It’s watermelon season! Not that Norway grows watermelons but the shops are packed with the bowling ball fruit at the moment. (I’ve always had a secret desire to carve three finger-holes in my watermelon and just bowl that thing down the driveway into a ten pin of pineapples.)
It is a little weird for me to have watermelon in July. Watermelon always meant Christmas as I come from the Southern Hemisphere. On scorching Christmas days kids sit in the backyard slurping up watermelon and seeing how far they can spit the seeds.
Of course, nowadays watermelon is grown seedless. But this makes it a lot easier to pulp and drink. It is very un-Norwegian to drink watermelon juice. In fact, I have only come across one fresh juice bar in all of Norway (and they didn’t even serve watermelon juice). I’m sure there are other fresh juice shops around, maybe? But the one I know of is in Oslo Sentrum train station. Nonetheless, our family have grown quite accustomed to drinking watermelon – and it is a perfect refreshment after an outing to the beach.

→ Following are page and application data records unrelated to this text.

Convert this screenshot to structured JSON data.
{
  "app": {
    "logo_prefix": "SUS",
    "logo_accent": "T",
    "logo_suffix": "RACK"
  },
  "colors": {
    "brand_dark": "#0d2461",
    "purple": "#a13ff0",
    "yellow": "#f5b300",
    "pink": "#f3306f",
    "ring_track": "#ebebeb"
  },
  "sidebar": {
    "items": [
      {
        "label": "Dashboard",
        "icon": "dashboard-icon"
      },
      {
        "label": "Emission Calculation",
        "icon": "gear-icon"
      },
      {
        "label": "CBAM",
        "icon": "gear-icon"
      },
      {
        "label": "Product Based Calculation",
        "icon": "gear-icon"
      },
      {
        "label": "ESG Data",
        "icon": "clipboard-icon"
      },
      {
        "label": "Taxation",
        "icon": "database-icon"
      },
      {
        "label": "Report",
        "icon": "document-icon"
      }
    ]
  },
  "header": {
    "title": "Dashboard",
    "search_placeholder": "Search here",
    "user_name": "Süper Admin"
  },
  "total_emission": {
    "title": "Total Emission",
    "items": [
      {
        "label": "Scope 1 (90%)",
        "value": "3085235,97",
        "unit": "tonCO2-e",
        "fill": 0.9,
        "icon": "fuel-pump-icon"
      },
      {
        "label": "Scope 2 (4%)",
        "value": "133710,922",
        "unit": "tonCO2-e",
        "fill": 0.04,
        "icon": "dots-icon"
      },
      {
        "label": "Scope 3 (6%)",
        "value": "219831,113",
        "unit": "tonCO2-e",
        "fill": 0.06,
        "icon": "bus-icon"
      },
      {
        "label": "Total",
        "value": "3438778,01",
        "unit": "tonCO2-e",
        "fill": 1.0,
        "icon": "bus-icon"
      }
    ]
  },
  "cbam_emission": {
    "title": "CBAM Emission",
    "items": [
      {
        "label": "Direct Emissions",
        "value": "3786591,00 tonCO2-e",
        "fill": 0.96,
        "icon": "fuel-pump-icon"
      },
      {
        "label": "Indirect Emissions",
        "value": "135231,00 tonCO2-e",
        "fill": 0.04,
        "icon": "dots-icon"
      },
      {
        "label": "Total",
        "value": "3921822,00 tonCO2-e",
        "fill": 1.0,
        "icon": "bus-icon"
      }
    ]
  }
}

With our pulped watermelon we love to have a Norwegian soda water with a hint of mango and papaya, but you have to pour slowly so the watermelon doesn’t froth up too much. Sometimes we add a little bit of apple juice but not too much, we don’t want to override the watermelon flavour. And the taste – WOW!
Soon watermelon season will be over and then I’ll have to wait for next year to have it again. Because Norway grows and imports seasonally it makes me value food so much more. I get excited when I see clementines which means Christmas in Norway. I look forward to going blueberry picking which is in Autumn. And when lamb is available it is certainly Spring. I think this is the way life was meant to be – not just looking forward to a weather change but also the anticipation of colours, smells and tastes of seasonal food.